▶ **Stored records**
::::::::
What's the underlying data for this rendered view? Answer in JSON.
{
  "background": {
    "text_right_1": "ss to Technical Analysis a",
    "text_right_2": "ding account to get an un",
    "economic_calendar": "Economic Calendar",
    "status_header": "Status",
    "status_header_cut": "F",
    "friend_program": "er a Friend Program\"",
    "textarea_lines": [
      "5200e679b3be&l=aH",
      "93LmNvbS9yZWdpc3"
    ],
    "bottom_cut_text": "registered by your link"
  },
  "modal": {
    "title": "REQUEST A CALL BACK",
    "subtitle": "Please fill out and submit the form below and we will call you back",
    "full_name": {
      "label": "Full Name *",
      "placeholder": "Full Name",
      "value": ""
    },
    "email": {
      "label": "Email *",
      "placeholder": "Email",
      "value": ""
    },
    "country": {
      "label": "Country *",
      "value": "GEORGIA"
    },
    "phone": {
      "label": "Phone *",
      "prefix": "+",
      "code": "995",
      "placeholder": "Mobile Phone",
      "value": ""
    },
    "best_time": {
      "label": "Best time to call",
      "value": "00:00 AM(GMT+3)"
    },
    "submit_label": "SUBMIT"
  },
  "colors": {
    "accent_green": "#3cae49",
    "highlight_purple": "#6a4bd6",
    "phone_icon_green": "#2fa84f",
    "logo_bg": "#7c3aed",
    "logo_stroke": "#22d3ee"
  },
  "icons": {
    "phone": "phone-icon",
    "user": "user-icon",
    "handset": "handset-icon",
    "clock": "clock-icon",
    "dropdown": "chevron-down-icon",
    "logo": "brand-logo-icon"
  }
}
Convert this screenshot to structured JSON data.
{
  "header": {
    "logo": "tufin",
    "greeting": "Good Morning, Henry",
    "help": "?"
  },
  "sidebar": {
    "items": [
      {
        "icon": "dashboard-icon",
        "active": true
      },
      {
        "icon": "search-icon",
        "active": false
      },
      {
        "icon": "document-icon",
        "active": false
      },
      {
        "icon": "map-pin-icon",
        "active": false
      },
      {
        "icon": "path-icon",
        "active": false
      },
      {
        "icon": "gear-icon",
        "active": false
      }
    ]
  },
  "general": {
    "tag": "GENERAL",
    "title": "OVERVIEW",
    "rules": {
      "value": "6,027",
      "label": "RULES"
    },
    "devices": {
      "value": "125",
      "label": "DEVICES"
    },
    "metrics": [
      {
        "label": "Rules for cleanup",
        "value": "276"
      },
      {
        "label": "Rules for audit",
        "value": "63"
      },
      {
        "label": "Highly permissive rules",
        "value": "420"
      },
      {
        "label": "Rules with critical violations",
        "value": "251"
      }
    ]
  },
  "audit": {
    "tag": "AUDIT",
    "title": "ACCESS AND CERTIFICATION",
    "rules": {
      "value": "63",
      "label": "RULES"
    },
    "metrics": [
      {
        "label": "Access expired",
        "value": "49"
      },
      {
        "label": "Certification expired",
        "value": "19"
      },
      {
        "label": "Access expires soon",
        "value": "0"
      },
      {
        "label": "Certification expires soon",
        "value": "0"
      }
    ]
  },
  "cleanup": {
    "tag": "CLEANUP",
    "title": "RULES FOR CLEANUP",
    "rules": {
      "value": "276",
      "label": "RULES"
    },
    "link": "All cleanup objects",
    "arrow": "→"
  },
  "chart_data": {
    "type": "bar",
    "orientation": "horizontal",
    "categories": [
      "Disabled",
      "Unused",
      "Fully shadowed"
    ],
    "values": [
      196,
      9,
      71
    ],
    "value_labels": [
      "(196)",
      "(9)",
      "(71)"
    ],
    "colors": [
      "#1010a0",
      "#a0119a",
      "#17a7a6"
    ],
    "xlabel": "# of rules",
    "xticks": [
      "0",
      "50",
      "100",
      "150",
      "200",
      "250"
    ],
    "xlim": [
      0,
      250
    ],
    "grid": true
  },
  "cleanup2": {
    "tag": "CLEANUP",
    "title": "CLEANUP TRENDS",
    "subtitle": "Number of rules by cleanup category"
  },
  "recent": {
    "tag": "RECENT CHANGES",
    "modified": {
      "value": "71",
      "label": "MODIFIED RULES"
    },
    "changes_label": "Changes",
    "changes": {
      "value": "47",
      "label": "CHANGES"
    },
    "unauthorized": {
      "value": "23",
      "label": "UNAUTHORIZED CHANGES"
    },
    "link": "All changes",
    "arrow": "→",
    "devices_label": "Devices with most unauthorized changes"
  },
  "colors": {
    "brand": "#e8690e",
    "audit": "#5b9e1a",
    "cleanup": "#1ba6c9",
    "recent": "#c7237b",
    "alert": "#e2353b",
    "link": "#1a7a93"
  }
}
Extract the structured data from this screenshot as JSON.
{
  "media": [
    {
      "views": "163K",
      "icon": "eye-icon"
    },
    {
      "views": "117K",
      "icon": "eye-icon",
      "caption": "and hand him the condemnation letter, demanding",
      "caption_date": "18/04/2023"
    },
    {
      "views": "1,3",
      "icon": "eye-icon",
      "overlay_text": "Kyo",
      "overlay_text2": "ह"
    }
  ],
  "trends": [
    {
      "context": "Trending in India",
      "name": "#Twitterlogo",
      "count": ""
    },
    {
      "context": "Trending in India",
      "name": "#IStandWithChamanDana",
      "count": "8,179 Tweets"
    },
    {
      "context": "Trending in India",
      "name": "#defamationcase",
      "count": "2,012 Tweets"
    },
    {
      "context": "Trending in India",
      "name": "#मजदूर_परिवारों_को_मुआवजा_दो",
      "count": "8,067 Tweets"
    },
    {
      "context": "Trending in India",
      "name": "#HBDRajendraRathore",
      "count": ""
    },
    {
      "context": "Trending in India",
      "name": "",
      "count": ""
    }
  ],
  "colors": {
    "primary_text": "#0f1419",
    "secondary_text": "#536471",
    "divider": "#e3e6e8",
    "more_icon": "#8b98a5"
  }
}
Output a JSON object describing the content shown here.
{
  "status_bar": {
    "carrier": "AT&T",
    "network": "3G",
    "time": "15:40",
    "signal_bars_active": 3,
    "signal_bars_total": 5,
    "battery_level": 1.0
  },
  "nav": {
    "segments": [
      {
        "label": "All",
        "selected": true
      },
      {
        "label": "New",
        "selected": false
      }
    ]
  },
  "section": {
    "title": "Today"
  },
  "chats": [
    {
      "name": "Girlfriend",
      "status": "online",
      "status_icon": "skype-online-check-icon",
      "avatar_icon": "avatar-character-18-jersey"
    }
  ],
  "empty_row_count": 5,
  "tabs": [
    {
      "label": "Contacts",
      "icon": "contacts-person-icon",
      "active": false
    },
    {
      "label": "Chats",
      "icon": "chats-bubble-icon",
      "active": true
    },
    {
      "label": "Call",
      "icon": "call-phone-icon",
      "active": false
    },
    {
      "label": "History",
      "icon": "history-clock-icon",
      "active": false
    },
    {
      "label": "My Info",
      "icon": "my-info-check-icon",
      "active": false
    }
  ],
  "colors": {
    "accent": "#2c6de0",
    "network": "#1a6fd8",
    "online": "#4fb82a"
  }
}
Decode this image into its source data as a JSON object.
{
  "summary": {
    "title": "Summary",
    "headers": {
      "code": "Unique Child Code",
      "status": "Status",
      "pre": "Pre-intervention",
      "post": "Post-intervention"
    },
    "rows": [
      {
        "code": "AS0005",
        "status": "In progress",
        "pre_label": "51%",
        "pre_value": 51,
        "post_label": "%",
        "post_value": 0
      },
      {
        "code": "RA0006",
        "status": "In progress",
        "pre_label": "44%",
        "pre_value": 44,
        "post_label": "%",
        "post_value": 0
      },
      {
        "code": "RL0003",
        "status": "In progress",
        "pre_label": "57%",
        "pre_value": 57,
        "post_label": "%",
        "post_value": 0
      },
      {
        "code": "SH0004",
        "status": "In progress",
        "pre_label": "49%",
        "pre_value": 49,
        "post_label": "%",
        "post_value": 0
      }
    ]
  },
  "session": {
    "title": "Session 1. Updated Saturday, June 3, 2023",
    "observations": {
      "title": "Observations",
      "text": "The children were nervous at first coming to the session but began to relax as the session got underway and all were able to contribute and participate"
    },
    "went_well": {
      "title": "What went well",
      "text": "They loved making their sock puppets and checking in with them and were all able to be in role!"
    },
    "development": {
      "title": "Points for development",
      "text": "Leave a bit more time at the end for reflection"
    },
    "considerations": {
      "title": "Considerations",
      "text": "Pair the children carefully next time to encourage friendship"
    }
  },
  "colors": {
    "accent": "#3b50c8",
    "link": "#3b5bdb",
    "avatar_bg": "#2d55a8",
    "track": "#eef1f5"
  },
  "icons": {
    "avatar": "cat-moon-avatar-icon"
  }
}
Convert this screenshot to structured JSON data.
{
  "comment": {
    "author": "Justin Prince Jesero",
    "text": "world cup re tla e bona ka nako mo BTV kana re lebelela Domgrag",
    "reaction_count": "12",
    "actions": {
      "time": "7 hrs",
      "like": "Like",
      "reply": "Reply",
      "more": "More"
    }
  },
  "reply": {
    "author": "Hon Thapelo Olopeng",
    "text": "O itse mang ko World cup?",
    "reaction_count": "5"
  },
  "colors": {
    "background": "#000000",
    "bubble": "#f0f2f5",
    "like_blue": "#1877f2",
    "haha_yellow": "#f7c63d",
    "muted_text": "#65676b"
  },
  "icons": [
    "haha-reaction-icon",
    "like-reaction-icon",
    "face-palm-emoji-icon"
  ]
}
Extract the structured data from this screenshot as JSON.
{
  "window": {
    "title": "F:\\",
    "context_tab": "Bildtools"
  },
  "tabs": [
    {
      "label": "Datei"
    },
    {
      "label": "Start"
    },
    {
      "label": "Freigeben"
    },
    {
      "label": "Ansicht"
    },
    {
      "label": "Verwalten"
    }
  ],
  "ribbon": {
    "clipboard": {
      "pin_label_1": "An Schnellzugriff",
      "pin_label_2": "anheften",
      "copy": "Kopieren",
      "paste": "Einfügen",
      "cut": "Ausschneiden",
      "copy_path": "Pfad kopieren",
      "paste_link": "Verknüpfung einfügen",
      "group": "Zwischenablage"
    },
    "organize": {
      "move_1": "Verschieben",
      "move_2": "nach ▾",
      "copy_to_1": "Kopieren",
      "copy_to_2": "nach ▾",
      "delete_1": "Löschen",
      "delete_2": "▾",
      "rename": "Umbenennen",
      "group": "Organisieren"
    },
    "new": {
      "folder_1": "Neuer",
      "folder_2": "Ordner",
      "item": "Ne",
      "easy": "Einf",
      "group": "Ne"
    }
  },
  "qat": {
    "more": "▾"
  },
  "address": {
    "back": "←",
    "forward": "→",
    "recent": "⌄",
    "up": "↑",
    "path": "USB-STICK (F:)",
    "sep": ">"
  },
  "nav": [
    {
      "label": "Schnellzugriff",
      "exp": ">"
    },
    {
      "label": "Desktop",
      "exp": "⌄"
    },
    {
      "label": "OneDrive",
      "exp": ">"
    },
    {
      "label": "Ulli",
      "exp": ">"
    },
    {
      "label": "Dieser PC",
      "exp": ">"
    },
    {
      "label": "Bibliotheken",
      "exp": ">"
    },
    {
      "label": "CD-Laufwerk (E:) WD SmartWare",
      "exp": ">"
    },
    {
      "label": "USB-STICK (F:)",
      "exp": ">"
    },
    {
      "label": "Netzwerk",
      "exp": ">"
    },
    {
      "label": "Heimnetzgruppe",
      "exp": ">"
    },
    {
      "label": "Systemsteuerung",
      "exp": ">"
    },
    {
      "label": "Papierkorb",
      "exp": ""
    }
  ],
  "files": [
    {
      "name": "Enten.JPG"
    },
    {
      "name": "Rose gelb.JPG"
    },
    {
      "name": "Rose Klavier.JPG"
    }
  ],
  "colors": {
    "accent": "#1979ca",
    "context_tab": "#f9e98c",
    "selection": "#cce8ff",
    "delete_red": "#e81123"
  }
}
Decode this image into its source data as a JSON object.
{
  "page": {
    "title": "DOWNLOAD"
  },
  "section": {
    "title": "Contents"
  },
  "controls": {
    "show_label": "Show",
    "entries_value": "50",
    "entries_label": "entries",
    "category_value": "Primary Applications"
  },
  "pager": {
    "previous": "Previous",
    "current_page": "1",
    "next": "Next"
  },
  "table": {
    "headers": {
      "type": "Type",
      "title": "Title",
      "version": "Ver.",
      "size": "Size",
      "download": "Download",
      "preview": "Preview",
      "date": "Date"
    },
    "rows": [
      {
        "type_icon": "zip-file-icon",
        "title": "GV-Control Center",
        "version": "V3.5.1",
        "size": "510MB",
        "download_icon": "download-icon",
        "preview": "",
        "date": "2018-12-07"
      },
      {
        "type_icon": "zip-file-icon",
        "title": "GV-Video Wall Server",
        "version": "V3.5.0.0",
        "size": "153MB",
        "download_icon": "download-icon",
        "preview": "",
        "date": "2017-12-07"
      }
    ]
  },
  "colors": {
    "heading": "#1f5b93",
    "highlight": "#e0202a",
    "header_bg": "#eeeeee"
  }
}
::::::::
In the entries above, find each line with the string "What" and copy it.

▶ **TASK ANSWER**
What's the underlying data for this rendered view? Answer in JSON.
      "title": "What went well",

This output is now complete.